About Me

Dr. Yoshi Iwasaki is Professor and Associate Dean, Research in the University of Alberta’s Faculty of Extension with over 18 and a half years of experience in community-based research, capacity-building, and knowledge mobilization. His areas of specialization include: (a) culture, diversity, and community-university engagement; (b) active living and quality of life (e.g., meaning-making, mental health, and leisure); and (c) participatory action research (PAR) to address social justice issues (e.g., human rights, social exclusion/inclusion, discrimination, marginalization/stigmatization, and empowerment). His Ph.D. in Recreation and Leisure Studies was completed at the University of Waterloo, Faculty of Applied Health Sciences in 1998. His previous employment includes being Professor in the Department of Rehabilitation Sciences, College of Health Professions and Social Work at Temple University, Philadelphia, Pennsylvania from 2006 to 2011, and in the Faculty of Physical Education and Recreation Studies at the University of Manitoba from 1998 to 2006.


With over 18 and a half years of experience at post-secondary education settings in Canada and the United States, Dr. Iwasaki's work involves respectfully engaging and mobilizing population groups who are often marginalized to address significant societal challenges, such as cross-cultural issues, social exclusion/inclusion, and mental health issues. Using a holistic, meaning-oriented, and strengths-based approach, his transdisciplinary and cross-sectoral team’s work (including participatory action research, PAR) aims to build thriving communities and provide an effective support system through co-creating and co-implementing people-centered solutions in diverse communities. The integration of “engagement scholarship” into such work has been a recent focus. Dr. Iwasaki’s research team has worked with and engaged Indigenous peoples, culturally diverse “high-risk/at-risk” youth, and persons with disabilities such as mental illness to address social justice issues in a global context. Since 2011 his interdisciplinary and cross-sectoral team has been using a youth-guided PAR approach to respectfully engaging and supporting high-risk youth, by strategically mobilizing youth leadership to inspire and mobilize youth (e.g., Aboriginal, immigrant, and street-involved youth) as agents for positive changes at personal, social, and system levels. Another area of his team’s recent exploration includes the role of leisure engagement in meaning-making. With over $5 million external research support including federal grants from NIH, SSHRC, and CIHR, his work has appeared in over 85 refereed academic and professional journal articles.

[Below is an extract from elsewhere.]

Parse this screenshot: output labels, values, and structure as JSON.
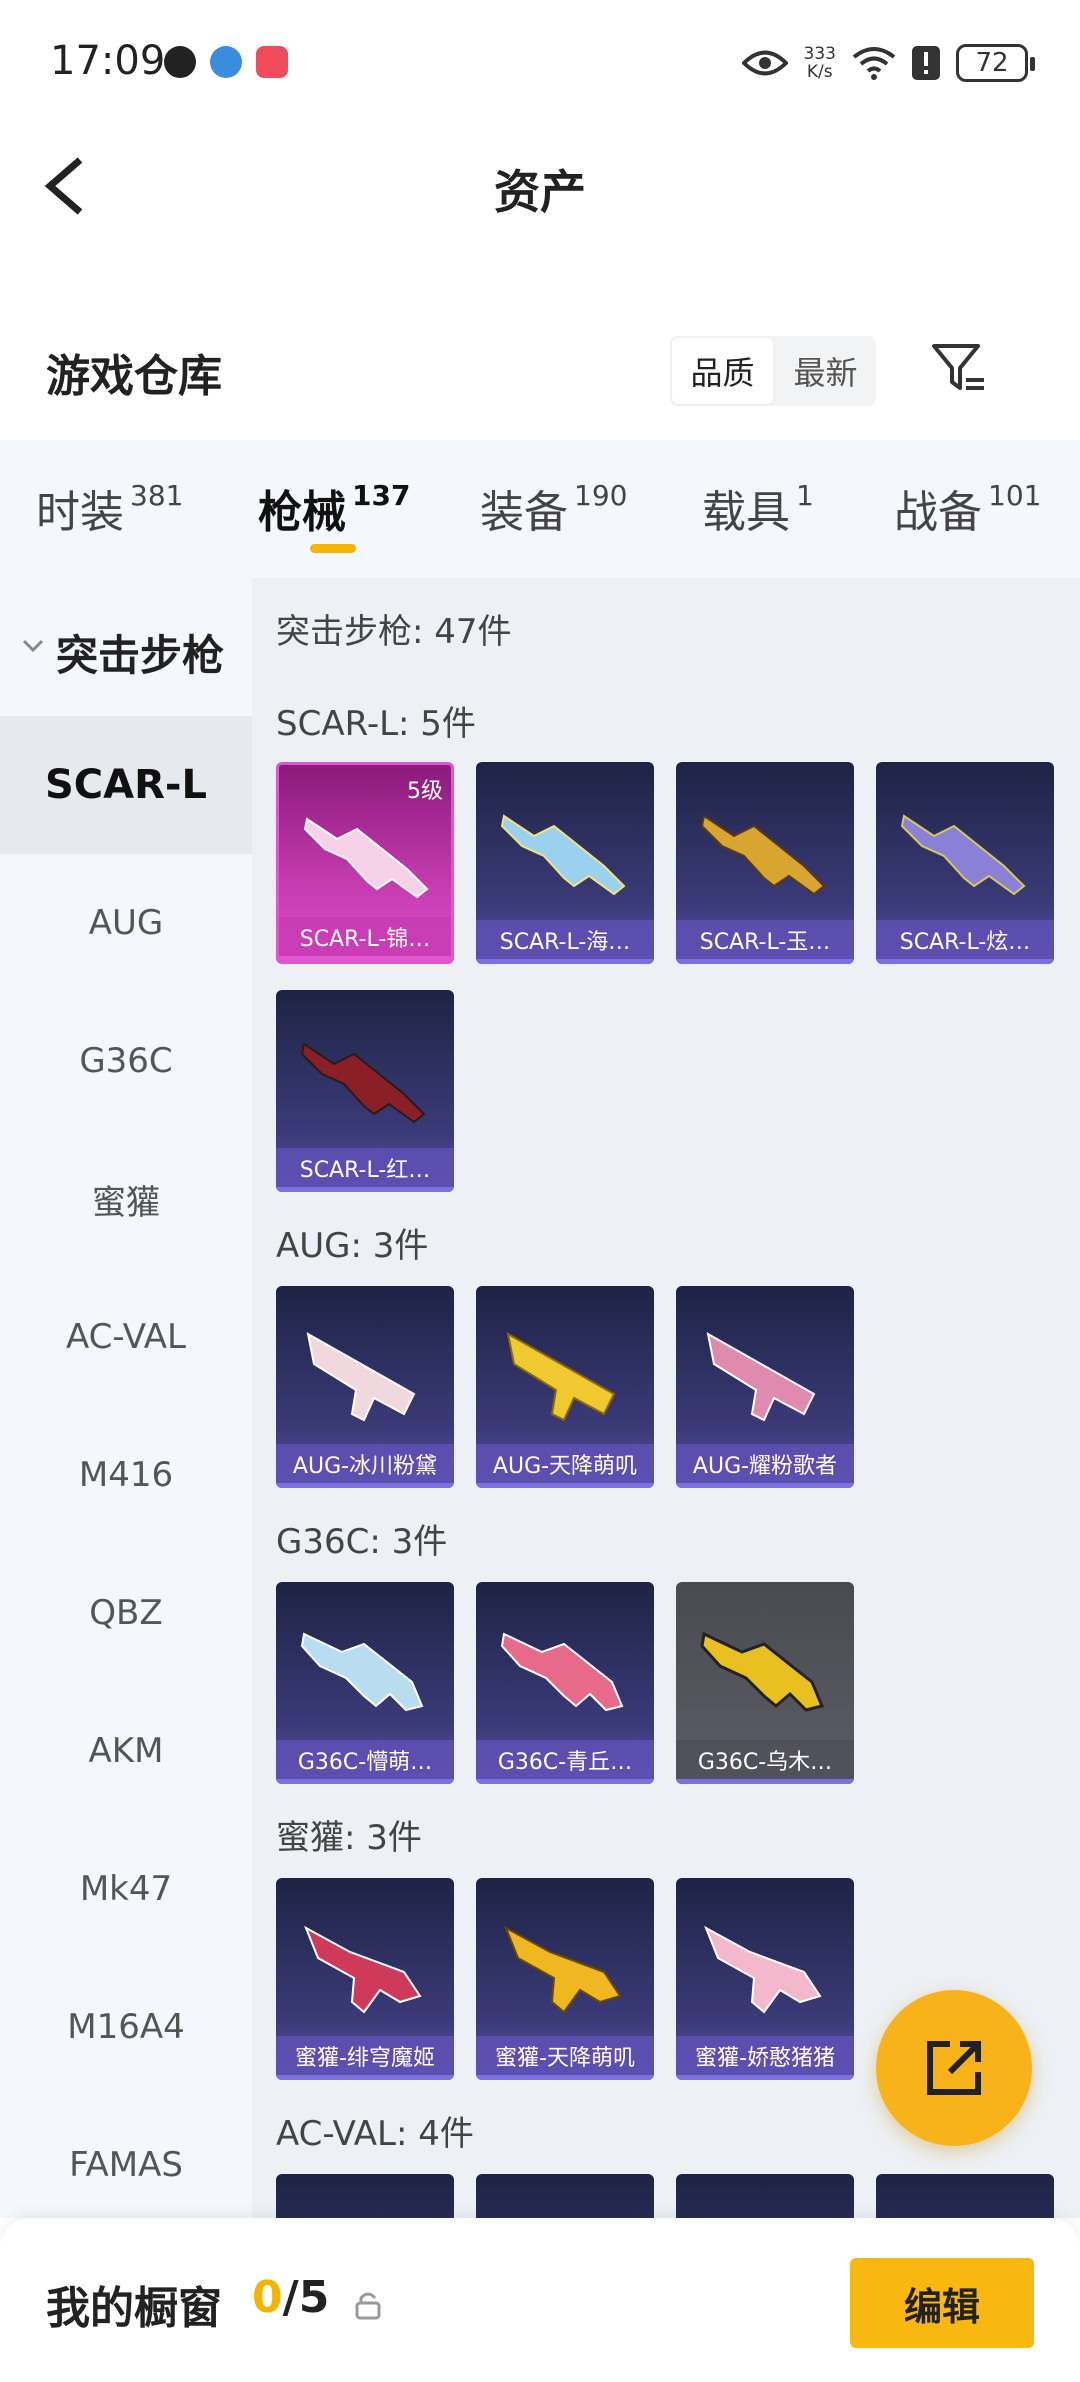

I currently accept to work with students in Master of Arts in Community Engagement (MACE) and in leisure studies and/or meaning-making, engagement, and mental health issues at honor’s undergraduate, master’s, doctoral, and post-doctoral levels. I have acted as the advisor or a thesis committee member of over 40 doctoral, master’s, or honor’s undergraduate students, including my primary supervision of 18 students at Canadian and American universities. Please feel free to email me if you are interested or have questions.

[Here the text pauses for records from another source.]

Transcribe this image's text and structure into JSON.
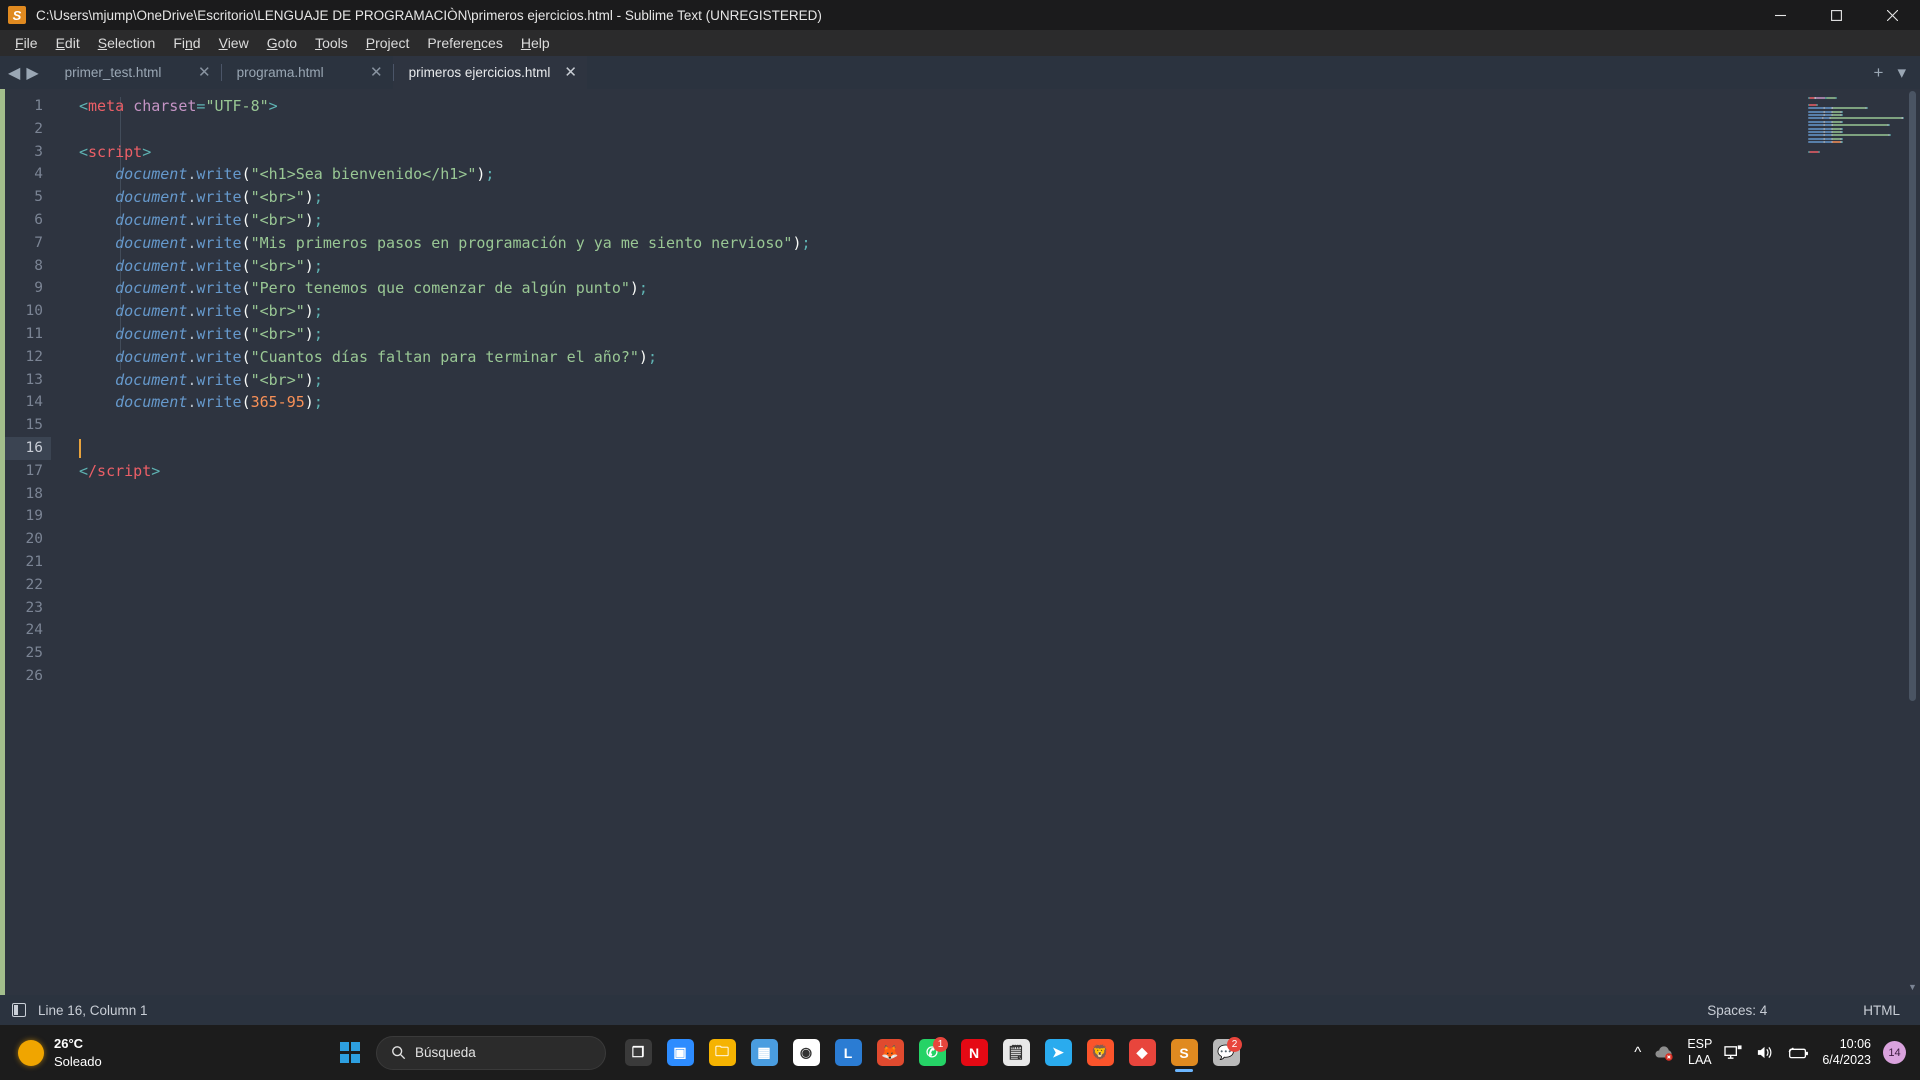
{
  "window": {
    "title": "C:\\Users\\mjump\\OneDrive\\Escritorio\\LENGUAJE DE PROGRAMACIÒN\\primeros ejercicios.html - Sublime Text (UNREGISTERED)",
    "minimize_label": "Minimize",
    "maximize_label": "Maximize",
    "close_label": "Close"
  },
  "menubar": {
    "items": [
      {
        "pre": "",
        "accel": "F",
        "post": "ile"
      },
      {
        "pre": "",
        "accel": "E",
        "post": "dit"
      },
      {
        "pre": "",
        "accel": "S",
        "post": "election"
      },
      {
        "pre": "Fi",
        "accel": "n",
        "post": "d"
      },
      {
        "pre": "",
        "accel": "V",
        "post": "iew"
      },
      {
        "pre": "",
        "accel": "G",
        "post": "oto"
      },
      {
        "pre": "",
        "accel": "T",
        "post": "ools"
      },
      {
        "pre": "",
        "accel": "P",
        "post": "roject"
      },
      {
        "pre": "Prefere",
        "accel": "n",
        "post": "ces"
      },
      {
        "pre": "",
        "accel": "H",
        "post": "elp"
      }
    ]
  },
  "tabs": {
    "nav_prev": "◀",
    "nav_next": "▶",
    "close_glyph": "✕",
    "new_tab_glyph": "+",
    "overflow_glyph": "▾",
    "items": [
      {
        "label": "primer_test.html",
        "active": false
      },
      {
        "label": "programa.html",
        "active": false
      },
      {
        "label": "primeros ejercicios.html",
        "active": true
      }
    ]
  },
  "editor": {
    "total_lines": 26,
    "current_line": 16,
    "lines": [
      {
        "n": 1,
        "tokens": [
          {
            "t": "punct",
            "v": "<"
          },
          {
            "t": "tag",
            "v": "meta"
          },
          {
            "t": "plain",
            "v": " "
          },
          {
            "t": "attr",
            "v": "charset"
          },
          {
            "t": "punct",
            "v": "="
          },
          {
            "t": "str",
            "v": "\"UTF-8\""
          },
          {
            "t": "punct",
            "v": ">"
          }
        ]
      },
      {
        "n": 2,
        "tokens": []
      },
      {
        "n": 3,
        "tokens": [
          {
            "t": "punct",
            "v": "<"
          },
          {
            "t": "tag",
            "v": "script"
          },
          {
            "t": "punct",
            "v": ">"
          }
        ]
      },
      {
        "n": 4,
        "tokens": [
          {
            "t": "var",
            "v": "    document"
          },
          {
            "t": "dot",
            "v": "."
          },
          {
            "t": "func",
            "v": "write"
          },
          {
            "t": "paren",
            "v": "("
          },
          {
            "t": "str",
            "v": "\"<h1>Sea bienvenido</h1>\""
          },
          {
            "t": "paren",
            "v": ")"
          },
          {
            "t": "punct",
            "v": ";"
          }
        ]
      },
      {
        "n": 5,
        "tokens": [
          {
            "t": "var",
            "v": "    document"
          },
          {
            "t": "dot",
            "v": "."
          },
          {
            "t": "func",
            "v": "write"
          },
          {
            "t": "paren",
            "v": "("
          },
          {
            "t": "str",
            "v": "\"<br>\""
          },
          {
            "t": "paren",
            "v": ")"
          },
          {
            "t": "punct",
            "v": ";"
          }
        ]
      },
      {
        "n": 6,
        "tokens": [
          {
            "t": "var",
            "v": "    document"
          },
          {
            "t": "dot",
            "v": "."
          },
          {
            "t": "func",
            "v": "write"
          },
          {
            "t": "paren",
            "v": "("
          },
          {
            "t": "str",
            "v": "\"<br>\""
          },
          {
            "t": "paren",
            "v": ")"
          },
          {
            "t": "punct",
            "v": ";"
          }
        ]
      },
      {
        "n": 7,
        "tokens": [
          {
            "t": "var",
            "v": "    document"
          },
          {
            "t": "dot",
            "v": "."
          },
          {
            "t": "func",
            "v": "write"
          },
          {
            "t": "paren",
            "v": "("
          },
          {
            "t": "str",
            "v": "\"Mis primeros pasos en programación y ya me siento nervioso\""
          },
          {
            "t": "paren",
            "v": ")"
          },
          {
            "t": "punct",
            "v": ";"
          }
        ]
      },
      {
        "n": 8,
        "tokens": [
          {
            "t": "var",
            "v": "    document"
          },
          {
            "t": "dot",
            "v": "."
          },
          {
            "t": "func",
            "v": "write"
          },
          {
            "t": "paren",
            "v": "("
          },
          {
            "t": "str",
            "v": "\"<br>\""
          },
          {
            "t": "paren",
            "v": ")"
          },
          {
            "t": "punct",
            "v": ";"
          }
        ]
      },
      {
        "n": 9,
        "tokens": [
          {
            "t": "var",
            "v": "    document"
          },
          {
            "t": "dot",
            "v": "."
          },
          {
            "t": "func",
            "v": "write"
          },
          {
            "t": "paren",
            "v": "("
          },
          {
            "t": "str",
            "v": "\"Pero tenemos que comenzar de algún punto\""
          },
          {
            "t": "paren",
            "v": ")"
          },
          {
            "t": "punct",
            "v": ";"
          }
        ]
      },
      {
        "n": 10,
        "tokens": [
          {
            "t": "var",
            "v": "    document"
          },
          {
            "t": "dot",
            "v": "."
          },
          {
            "t": "func",
            "v": "write"
          },
          {
            "t": "paren",
            "v": "("
          },
          {
            "t": "str",
            "v": "\"<br>\""
          },
          {
            "t": "paren",
            "v": ")"
          },
          {
            "t": "punct",
            "v": ";"
          }
        ]
      },
      {
        "n": 11,
        "tokens": [
          {
            "t": "var",
            "v": "    document"
          },
          {
            "t": "dot",
            "v": "."
          },
          {
            "t": "func",
            "v": "write"
          },
          {
            "t": "paren",
            "v": "("
          },
          {
            "t": "str",
            "v": "\"<br>\""
          },
          {
            "t": "paren",
            "v": ")"
          },
          {
            "t": "punct",
            "v": ";"
          }
        ]
      },
      {
        "n": 12,
        "tokens": [
          {
            "t": "var",
            "v": "    document"
          },
          {
            "t": "dot",
            "v": "."
          },
          {
            "t": "func",
            "v": "write"
          },
          {
            "t": "paren",
            "v": "("
          },
          {
            "t": "str",
            "v": "\"Cuantos días faltan para terminar el año?\""
          },
          {
            "t": "paren",
            "v": ")"
          },
          {
            "t": "punct",
            "v": ";"
          }
        ]
      },
      {
        "n": 13,
        "tokens": [
          {
            "t": "var",
            "v": "    document"
          },
          {
            "t": "dot",
            "v": "."
          },
          {
            "t": "func",
            "v": "write"
          },
          {
            "t": "paren",
            "v": "("
          },
          {
            "t": "str",
            "v": "\"<br>\""
          },
          {
            "t": "paren",
            "v": ")"
          },
          {
            "t": "punct",
            "v": ";"
          }
        ]
      },
      {
        "n": 14,
        "tokens": [
          {
            "t": "var",
            "v": "    document"
          },
          {
            "t": "dot",
            "v": "."
          },
          {
            "t": "func",
            "v": "write"
          },
          {
            "t": "paren",
            "v": "("
          },
          {
            "t": "num",
            "v": "365-95"
          },
          {
            "t": "paren",
            "v": ")"
          },
          {
            "t": "punct",
            "v": ";"
          }
        ]
      },
      {
        "n": 15,
        "tokens": []
      },
      {
        "n": 16,
        "tokens": []
      },
      {
        "n": 17,
        "tokens": [
          {
            "t": "punct",
            "v": "<"
          },
          {
            "t": "tag",
            "v": "/script"
          },
          {
            "t": "punct",
            "v": ">"
          }
        ]
      },
      {
        "n": 18,
        "tokens": []
      },
      {
        "n": 19,
        "tokens": []
      },
      {
        "n": 20,
        "tokens": []
      },
      {
        "n": 21,
        "tokens": []
      },
      {
        "n": 22,
        "tokens": []
      },
      {
        "n": 23,
        "tokens": []
      },
      {
        "n": 24,
        "tokens": []
      },
      {
        "n": 25,
        "tokens": []
      },
      {
        "n": 26,
        "tokens": []
      }
    ]
  },
  "statusbar": {
    "position": "Line 16, Column 1",
    "indentation": "Spaces: 4",
    "syntax": "HTML"
  },
  "taskbar": {
    "weather": {
      "temperature": "26°C",
      "condition": "Soleado"
    },
    "search": {
      "placeholder": "Búsqueda"
    },
    "apps": [
      {
        "name": "task-view",
        "glyph": "❐",
        "color": "#3a3a3a",
        "badge": null,
        "active": false
      },
      {
        "name": "zoom",
        "glyph": "▣",
        "color": "#2d8cff",
        "badge": null,
        "active": false
      },
      {
        "name": "file-explorer",
        "glyph": "🗀",
        "color": "#f5b301",
        "badge": null,
        "active": false
      },
      {
        "name": "microsoft-store",
        "glyph": "▦",
        "color": "#4a9de0",
        "badge": null,
        "active": false
      },
      {
        "name": "google-chrome",
        "glyph": "◉",
        "color": "#ffffff",
        "badge": null,
        "active": false
      },
      {
        "name": "libreoffice",
        "glyph": "L",
        "color": "#2b7cd3",
        "badge": null,
        "active": false
      },
      {
        "name": "firefox",
        "glyph": "🦊",
        "color": "#e04a2f",
        "badge": null,
        "active": false
      },
      {
        "name": "whatsapp",
        "glyph": "✆",
        "color": "#25d366",
        "badge": "1",
        "active": false
      },
      {
        "name": "netflix",
        "glyph": "N",
        "color": "#e50914",
        "badge": null,
        "active": false
      },
      {
        "name": "notes",
        "glyph": "🗒",
        "color": "#e8e8e8",
        "badge": null,
        "active": false
      },
      {
        "name": "telegram",
        "glyph": "➤",
        "color": "#2aabee",
        "badge": null,
        "active": false
      },
      {
        "name": "brave",
        "glyph": "🦁",
        "color": "#fb542b",
        "badge": null,
        "active": false
      },
      {
        "name": "pdf-reader",
        "glyph": "◆",
        "color": "#e8453c",
        "badge": null,
        "active": false
      },
      {
        "name": "sublime-text",
        "glyph": "S",
        "color": "#e08a20",
        "badge": null,
        "active": true
      },
      {
        "name": "messenger",
        "glyph": "💬",
        "color": "#b9b9b9",
        "badge": "2",
        "active": false
      }
    ],
    "tray": {
      "overflow_glyph": "^",
      "language_top": "ESP",
      "language_bottom": "LAA",
      "time": "10:06",
      "date": "6/4/2023",
      "notification_count": "14"
    }
  }
}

Guided by our ongoing PAR on youth engagement, our team has facilitated workshops and university courses (e.g., community-service learning course) by incorporating youth-centered, community-based approaches. Please feel free to contact me or another member of our team if you are interested in learning more about our “youth engagement” workshops and courses designed for professionals, college students, and others. In particular, such a course provides the students with both breadth and depth of knowledge about issues and approaches to respectfully engaging and working with "high-risk/at-risk" youth in order to build a community of learning and support from both conceptual and practical perspectives.